• What you will do:
Locate every line in the records below that contains the word "selected", and copy each one.

(Component data from apps and pages)
•••

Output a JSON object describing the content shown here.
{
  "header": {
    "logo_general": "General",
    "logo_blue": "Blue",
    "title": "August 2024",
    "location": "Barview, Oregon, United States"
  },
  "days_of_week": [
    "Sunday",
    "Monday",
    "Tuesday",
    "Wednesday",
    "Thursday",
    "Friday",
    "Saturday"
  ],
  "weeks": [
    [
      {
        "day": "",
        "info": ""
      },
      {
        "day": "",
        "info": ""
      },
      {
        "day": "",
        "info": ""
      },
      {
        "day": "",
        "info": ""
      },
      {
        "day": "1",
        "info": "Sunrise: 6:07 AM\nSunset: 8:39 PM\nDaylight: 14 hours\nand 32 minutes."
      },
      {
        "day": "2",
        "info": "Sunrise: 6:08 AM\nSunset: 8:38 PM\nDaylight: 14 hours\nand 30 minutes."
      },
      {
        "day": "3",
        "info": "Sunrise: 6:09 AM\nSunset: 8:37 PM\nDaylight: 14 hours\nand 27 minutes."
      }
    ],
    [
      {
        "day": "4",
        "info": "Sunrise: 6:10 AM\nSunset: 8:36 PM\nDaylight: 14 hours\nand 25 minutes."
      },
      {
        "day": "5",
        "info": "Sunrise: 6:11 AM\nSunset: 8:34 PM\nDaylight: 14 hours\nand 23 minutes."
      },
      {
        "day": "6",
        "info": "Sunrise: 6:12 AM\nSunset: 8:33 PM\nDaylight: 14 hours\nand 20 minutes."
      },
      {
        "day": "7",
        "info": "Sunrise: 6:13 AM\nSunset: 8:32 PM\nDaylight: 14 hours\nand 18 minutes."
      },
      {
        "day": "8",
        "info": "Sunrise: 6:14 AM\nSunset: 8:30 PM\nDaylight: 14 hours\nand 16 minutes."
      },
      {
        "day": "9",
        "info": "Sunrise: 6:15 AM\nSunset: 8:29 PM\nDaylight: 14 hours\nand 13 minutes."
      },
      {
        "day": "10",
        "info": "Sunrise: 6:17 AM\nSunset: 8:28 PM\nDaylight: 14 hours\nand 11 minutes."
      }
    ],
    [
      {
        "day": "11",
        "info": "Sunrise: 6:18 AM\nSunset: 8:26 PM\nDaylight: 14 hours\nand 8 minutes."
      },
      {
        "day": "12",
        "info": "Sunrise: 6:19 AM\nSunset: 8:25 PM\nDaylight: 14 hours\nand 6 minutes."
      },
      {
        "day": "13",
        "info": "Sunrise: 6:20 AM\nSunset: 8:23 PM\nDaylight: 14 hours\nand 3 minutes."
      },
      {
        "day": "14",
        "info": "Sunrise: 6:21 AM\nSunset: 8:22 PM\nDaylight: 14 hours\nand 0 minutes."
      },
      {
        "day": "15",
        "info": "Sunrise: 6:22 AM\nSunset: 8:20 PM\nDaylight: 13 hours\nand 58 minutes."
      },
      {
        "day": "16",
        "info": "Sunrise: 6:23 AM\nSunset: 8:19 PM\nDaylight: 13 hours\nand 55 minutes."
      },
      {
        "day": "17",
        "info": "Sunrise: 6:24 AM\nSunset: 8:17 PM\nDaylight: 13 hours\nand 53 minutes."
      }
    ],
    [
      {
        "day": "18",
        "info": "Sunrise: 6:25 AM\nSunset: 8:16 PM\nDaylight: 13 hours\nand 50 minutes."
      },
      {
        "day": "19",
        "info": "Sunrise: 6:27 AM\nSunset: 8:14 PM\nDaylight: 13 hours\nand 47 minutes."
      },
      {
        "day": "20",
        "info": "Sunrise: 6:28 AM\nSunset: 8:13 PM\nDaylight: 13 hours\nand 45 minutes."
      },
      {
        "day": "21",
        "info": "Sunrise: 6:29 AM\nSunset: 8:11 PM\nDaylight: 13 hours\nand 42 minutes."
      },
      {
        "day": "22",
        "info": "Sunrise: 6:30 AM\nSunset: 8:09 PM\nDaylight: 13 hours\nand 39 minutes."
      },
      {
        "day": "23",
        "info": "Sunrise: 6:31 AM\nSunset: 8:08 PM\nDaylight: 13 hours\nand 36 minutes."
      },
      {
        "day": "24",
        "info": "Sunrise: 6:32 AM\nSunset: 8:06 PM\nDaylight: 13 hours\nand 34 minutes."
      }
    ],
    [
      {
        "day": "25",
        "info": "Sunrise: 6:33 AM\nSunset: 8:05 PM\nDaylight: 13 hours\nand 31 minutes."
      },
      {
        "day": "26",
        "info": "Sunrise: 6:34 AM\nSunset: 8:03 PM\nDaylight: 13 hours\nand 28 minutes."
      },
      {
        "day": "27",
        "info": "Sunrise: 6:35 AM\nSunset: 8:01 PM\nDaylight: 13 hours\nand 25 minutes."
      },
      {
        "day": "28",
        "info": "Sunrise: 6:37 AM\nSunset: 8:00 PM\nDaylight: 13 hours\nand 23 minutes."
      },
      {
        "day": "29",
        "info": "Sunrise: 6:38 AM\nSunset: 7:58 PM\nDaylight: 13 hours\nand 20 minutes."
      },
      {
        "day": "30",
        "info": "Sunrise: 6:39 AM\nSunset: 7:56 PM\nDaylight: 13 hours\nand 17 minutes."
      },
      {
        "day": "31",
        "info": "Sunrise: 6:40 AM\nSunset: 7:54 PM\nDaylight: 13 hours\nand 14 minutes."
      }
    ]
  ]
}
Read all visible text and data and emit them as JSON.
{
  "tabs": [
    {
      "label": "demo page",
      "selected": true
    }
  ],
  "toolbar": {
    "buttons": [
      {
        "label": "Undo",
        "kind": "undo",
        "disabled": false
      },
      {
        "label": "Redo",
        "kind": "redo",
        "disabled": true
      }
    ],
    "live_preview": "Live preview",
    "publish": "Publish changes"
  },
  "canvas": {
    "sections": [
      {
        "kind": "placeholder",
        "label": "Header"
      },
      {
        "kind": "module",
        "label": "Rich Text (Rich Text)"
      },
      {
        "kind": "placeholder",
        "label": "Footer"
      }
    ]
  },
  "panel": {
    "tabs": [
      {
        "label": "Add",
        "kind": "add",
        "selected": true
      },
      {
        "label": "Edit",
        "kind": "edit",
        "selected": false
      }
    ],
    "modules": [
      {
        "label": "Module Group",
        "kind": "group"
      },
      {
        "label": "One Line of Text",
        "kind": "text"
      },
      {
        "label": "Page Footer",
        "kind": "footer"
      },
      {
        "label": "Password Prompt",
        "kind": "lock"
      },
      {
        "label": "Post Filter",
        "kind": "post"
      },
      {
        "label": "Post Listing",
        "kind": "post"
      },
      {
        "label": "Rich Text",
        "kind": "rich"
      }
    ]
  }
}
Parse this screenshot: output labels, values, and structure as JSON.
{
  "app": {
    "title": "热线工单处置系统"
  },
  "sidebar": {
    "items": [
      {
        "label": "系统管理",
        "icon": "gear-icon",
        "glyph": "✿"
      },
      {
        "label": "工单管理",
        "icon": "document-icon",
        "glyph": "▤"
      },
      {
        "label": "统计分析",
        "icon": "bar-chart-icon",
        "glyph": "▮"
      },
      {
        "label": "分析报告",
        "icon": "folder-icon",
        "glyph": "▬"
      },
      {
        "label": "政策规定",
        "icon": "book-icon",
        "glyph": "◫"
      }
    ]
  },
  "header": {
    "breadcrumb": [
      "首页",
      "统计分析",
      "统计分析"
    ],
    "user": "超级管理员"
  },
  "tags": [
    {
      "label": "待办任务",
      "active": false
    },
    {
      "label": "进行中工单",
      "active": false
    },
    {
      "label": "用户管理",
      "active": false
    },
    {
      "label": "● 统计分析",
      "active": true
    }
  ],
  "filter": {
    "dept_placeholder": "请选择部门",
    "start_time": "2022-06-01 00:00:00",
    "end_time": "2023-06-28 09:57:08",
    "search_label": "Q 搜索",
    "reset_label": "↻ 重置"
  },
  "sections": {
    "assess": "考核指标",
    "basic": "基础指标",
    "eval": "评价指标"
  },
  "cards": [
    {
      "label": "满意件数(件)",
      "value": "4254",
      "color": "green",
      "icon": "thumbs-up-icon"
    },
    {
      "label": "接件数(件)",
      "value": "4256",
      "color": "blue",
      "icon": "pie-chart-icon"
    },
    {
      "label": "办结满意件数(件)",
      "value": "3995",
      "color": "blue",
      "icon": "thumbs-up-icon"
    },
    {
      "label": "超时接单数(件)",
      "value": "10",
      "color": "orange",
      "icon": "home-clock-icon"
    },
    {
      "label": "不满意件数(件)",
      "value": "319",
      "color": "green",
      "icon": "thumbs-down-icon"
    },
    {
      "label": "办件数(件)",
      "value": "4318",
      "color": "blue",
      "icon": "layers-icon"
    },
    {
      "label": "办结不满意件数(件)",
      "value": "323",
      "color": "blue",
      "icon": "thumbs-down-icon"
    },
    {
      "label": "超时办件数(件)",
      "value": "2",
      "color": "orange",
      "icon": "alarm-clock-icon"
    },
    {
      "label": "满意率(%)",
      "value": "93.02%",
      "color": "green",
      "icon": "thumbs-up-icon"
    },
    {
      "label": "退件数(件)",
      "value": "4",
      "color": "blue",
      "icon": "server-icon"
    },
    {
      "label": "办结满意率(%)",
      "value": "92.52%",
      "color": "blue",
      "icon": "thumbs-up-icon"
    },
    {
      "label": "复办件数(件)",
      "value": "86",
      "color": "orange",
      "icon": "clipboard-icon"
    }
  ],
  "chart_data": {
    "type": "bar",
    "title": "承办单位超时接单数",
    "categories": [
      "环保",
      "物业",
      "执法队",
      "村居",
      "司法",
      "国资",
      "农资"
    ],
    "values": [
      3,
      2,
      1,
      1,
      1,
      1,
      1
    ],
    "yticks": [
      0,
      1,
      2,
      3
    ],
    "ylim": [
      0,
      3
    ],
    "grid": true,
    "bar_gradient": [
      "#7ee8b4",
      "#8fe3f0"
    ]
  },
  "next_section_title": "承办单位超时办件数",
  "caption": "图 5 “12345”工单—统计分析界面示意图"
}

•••

• Task result:
      "selected": true
        "selected": true
        "selected": false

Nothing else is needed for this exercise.